Saved data entries
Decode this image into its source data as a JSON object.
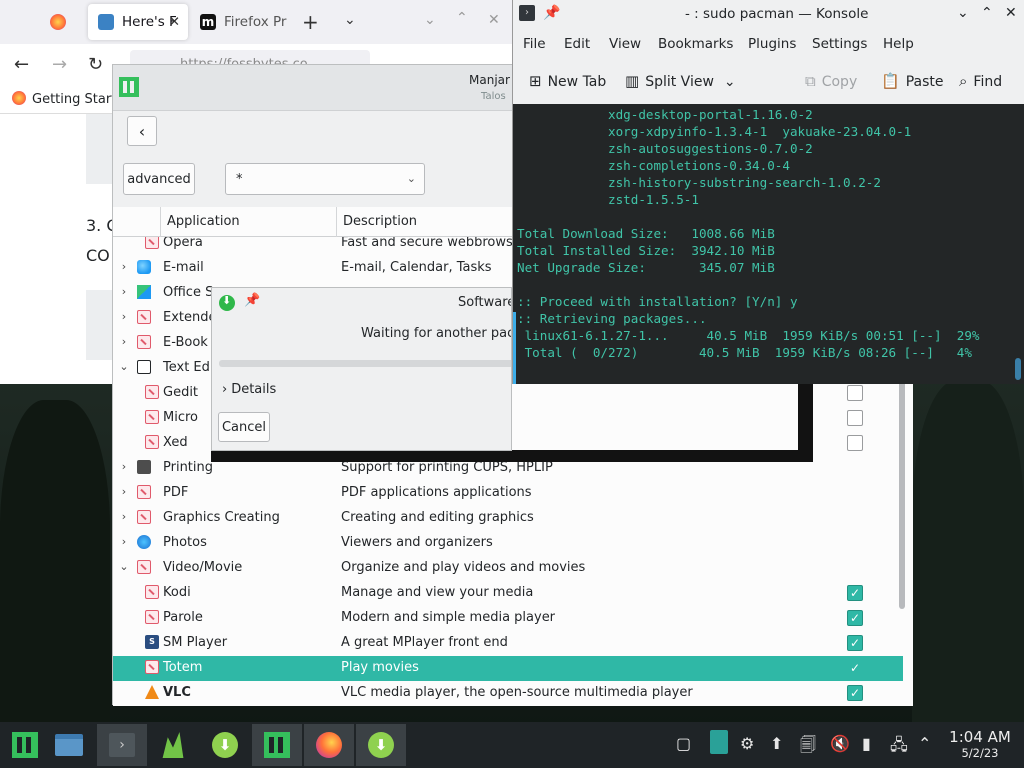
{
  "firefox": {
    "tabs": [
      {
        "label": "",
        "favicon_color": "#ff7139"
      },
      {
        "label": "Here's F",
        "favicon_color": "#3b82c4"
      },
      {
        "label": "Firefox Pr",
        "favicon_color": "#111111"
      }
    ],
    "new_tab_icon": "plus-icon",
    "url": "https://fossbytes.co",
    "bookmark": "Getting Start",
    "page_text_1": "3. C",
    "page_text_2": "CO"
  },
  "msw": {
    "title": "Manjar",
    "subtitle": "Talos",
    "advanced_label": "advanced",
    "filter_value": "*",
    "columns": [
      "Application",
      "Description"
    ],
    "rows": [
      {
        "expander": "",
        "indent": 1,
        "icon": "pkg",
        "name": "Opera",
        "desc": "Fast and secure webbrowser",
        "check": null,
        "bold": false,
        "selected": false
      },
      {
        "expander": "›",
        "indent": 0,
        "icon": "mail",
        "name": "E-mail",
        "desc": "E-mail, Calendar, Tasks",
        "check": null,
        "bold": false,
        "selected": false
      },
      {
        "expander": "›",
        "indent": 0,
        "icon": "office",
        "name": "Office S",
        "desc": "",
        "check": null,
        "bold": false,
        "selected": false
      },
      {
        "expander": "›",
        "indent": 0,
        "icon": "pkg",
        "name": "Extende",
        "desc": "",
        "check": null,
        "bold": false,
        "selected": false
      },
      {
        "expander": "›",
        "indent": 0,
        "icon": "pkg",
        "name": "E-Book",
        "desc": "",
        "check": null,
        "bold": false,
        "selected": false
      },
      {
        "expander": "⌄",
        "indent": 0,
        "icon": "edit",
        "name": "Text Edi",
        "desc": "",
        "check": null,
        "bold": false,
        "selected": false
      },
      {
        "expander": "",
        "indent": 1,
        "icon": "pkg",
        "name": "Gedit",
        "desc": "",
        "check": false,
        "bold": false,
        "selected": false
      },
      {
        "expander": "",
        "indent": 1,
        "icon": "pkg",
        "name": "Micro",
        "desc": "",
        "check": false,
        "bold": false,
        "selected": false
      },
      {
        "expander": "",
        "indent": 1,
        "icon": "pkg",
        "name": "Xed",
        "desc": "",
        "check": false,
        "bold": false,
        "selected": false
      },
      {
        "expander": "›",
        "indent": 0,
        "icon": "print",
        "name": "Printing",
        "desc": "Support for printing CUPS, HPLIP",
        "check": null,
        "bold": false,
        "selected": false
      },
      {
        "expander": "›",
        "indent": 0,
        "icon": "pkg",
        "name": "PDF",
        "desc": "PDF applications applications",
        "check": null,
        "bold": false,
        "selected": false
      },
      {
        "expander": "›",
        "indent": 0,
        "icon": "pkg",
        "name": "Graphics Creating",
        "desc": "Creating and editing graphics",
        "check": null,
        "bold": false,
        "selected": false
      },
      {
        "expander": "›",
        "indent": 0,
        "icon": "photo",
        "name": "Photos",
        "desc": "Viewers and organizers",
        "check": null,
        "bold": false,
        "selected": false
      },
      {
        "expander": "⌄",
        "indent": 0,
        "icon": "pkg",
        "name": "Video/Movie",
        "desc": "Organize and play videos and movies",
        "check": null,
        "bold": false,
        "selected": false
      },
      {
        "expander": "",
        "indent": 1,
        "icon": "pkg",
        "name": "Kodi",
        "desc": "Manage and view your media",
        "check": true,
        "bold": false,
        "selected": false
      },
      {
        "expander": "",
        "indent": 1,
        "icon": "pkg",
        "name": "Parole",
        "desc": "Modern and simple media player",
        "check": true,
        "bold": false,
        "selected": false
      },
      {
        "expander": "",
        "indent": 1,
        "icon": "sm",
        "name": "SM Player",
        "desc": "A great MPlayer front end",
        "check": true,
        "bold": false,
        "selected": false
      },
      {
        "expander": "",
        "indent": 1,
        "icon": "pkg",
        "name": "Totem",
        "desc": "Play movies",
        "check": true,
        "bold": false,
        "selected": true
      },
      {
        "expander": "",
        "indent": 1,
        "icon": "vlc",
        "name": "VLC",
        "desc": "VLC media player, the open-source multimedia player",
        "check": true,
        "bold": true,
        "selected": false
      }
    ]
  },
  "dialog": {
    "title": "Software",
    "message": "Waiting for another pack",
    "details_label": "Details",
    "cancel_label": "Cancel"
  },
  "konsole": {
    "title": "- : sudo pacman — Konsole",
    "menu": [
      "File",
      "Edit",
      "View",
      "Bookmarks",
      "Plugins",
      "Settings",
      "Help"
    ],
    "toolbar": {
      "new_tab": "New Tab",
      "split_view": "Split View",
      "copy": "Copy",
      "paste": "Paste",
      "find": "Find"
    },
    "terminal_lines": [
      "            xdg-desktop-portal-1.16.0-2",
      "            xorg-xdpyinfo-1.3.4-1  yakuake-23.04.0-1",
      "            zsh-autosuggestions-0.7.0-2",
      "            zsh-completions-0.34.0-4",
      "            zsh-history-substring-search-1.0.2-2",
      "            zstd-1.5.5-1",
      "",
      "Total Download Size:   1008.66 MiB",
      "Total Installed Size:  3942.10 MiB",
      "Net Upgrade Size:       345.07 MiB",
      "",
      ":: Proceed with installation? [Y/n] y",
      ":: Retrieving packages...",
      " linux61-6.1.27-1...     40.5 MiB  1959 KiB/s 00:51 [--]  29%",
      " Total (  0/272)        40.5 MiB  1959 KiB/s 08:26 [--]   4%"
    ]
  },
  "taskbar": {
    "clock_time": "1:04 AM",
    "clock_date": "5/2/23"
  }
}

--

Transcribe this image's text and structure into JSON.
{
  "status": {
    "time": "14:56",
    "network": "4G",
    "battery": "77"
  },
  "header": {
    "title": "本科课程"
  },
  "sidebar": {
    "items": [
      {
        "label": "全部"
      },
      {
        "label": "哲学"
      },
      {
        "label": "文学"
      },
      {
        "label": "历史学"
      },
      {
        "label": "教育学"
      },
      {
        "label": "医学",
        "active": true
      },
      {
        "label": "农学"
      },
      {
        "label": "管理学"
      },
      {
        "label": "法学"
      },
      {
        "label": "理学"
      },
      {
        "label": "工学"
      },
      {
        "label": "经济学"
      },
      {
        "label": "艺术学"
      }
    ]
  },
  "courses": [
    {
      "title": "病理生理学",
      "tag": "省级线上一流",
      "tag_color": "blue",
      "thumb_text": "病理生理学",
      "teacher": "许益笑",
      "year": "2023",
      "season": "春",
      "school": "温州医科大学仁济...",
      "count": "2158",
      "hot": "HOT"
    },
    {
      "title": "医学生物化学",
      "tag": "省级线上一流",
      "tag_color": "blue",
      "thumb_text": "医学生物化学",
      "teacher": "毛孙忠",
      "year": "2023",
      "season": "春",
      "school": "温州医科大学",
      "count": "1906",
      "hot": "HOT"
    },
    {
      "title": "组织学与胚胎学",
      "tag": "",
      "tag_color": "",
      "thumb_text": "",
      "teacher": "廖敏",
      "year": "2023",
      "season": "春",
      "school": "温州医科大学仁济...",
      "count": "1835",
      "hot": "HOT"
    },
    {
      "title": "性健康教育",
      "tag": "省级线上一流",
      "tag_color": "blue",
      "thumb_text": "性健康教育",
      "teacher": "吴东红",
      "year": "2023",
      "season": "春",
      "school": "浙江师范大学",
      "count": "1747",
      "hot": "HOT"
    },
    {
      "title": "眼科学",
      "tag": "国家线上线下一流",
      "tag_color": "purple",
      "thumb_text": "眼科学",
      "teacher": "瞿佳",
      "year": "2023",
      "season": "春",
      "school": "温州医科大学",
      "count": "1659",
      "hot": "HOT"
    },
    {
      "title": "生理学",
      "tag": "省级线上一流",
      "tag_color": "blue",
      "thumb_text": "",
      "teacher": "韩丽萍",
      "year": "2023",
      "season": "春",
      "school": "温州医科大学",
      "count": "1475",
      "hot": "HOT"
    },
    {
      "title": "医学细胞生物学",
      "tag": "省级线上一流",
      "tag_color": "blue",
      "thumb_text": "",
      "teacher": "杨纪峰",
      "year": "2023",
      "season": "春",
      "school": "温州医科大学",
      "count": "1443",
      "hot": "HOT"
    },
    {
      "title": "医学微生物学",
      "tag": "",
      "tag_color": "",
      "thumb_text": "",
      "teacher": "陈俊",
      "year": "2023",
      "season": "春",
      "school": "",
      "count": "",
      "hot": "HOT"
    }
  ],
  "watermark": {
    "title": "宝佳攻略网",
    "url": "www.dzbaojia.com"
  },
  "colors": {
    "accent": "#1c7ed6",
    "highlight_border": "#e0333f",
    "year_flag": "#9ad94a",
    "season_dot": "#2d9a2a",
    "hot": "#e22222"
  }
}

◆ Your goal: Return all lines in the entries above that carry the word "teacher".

◆ Response for this exercise:
      "teacher": "许益笑",
      "teacher": "毛孙忠",
      "teacher": "廖敏",
      "teacher": "吴东红",
      "teacher": "瞿佳",
      "teacher": "韩丽萍",
      "teacher": "杨纪峰",
      "teacher": "陈俊",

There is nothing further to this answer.